A new piece of research from the University has found that despite us experiencing the wettest winter for 250 years, water shortages are still likely to be a problem in Britain.
Dr Alistair Hunt from our Department of Economics said: “Many of the commodities we use everyday, such as food and manufactured goods, and especially those that rely on the availability of land or water, are sensitive to climate change on a global scale.
“Our research looked at the water used to create 25 of Britain’s most economically significant and climate-sensitive imports, essential items such as crops, meat, fish, fuels, pharmaceuticals and paper.
“We found that these products represented 30 per cent of Britain’s imports in 2010, and required 12.8billion cubic metres of water. From this we were able to compare the need for water with models that show the changes in our economy and those that show changes in the availability of global resources such as water, and determine how secure Britain’s future imports are.”
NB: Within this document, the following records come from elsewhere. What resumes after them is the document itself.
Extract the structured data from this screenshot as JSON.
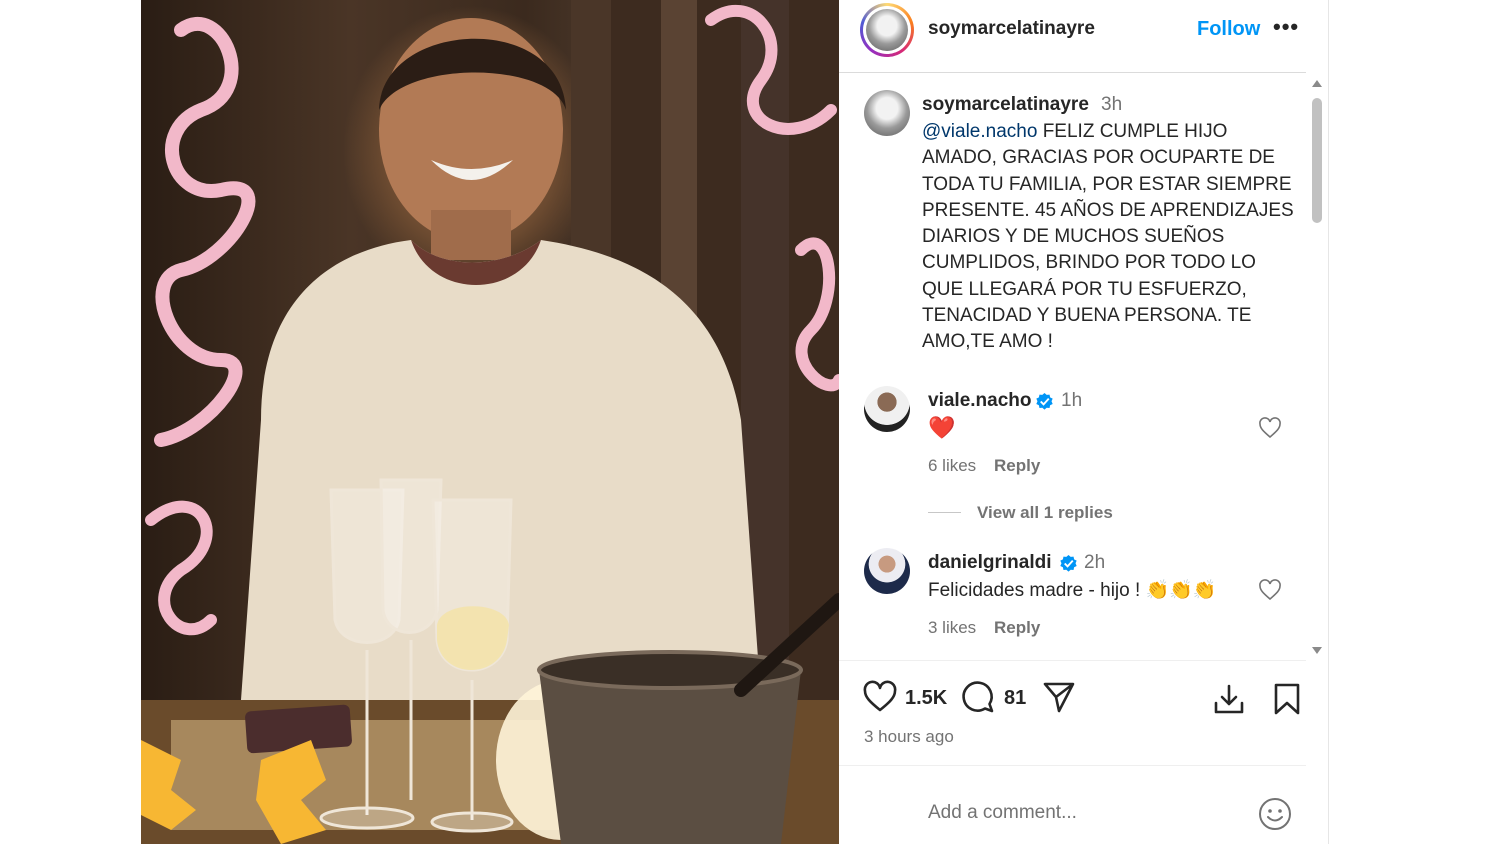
{
  "post": {
    "username": "soymarcelatinayre",
    "follow_label": "Follow",
    "more_label": "•••"
  },
  "caption": {
    "username": "soymarcelatinayre",
    "time": "3h",
    "mention": "@viale.nacho",
    "text": " FELIZ CUMPLE HIJO AMADO, GRACIAS POR OCUPARTE DE TODA TU FAMILIA, POR ESTAR SIEMPRE PRESENTE. 45 AÑOS DE APRENDIZAJES DIARIOS Y DE MUCHOS SUEÑOS CUMPLIDOS, BRINDO POR TODO LO QUE LLEGARÁ POR TU ESFUERZO, TENACIDAD Y BUENA PERSONA. TE AMO,TE AMO !"
  },
  "comments": [
    {
      "username": "viale.nacho",
      "verified": true,
      "time": "1h",
      "text": "❤️",
      "likes": "6 likes",
      "reply_label": "Reply",
      "view_replies": "View all 1 replies"
    },
    {
      "username": "danielgrinaldi",
      "verified": true,
      "time": "2h",
      "text": "Felicidades madre - hijo ! 👏👏👏",
      "likes": "3 likes",
      "reply_label": "Reply"
    }
  ],
  "actions": {
    "like_count": "1.5K",
    "comment_count": "81",
    "time_ago": "3 hours ago"
  },
  "add_comment": {
    "placeholder": "Add a comment..."
  },
  "icons": {
    "like": "heart-icon",
    "comment": "comment-icon",
    "share": "share-icon",
    "save": "bookmark-icon",
    "download": "download-icon",
    "emoji": "emoji-icon",
    "verified": "verified-badge-icon"
  },
  "colors": {
    "accent": "#0095f6",
    "verified": "#0095f6",
    "heart_red": "#ed1c24",
    "text": "#262626",
    "muted": "#737373"
  }
}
The research team has determined that Britain is likely to become increasingly susceptible to a loss of global water availability in the future.
Dr Hunt said: “Britain is susceptible to pressures on global water resources because the national water footprint and water import dependency are relatively high even before climate change and population growth are considered. Some of Britain’s most important water-trading partners are already water scarce and now face increasing scarcity from climate change.
The research group has also been able to outline how countries like Britain that depend on climate-sensitive imported resources can reduce risk, through measures such as investing in the development of exporting nations, and by improving trade relations with potential new supplying nations.
Dr Hunt said: “Many countries have studied the risks that they face from climate change within their own borders, but few countries have looked at the impact of global climate change on their wellbeing and resource security.
“Our study highlights that even in a time when water may be of huge abundance within Britain, its scarcity in other parts of the world is likely to have negative consequences for British people.”
Co-author Robert Wilby, Professor of Hydroclimatic Modelling at Loughborough University, added: "Our research shows we really do need a more integrated approach to land, water and food, if we are to meet the challenges posed by climate change at home and abroad."
You can access the full research paper online at http://www.int-res.com/journals/cr/cr-home/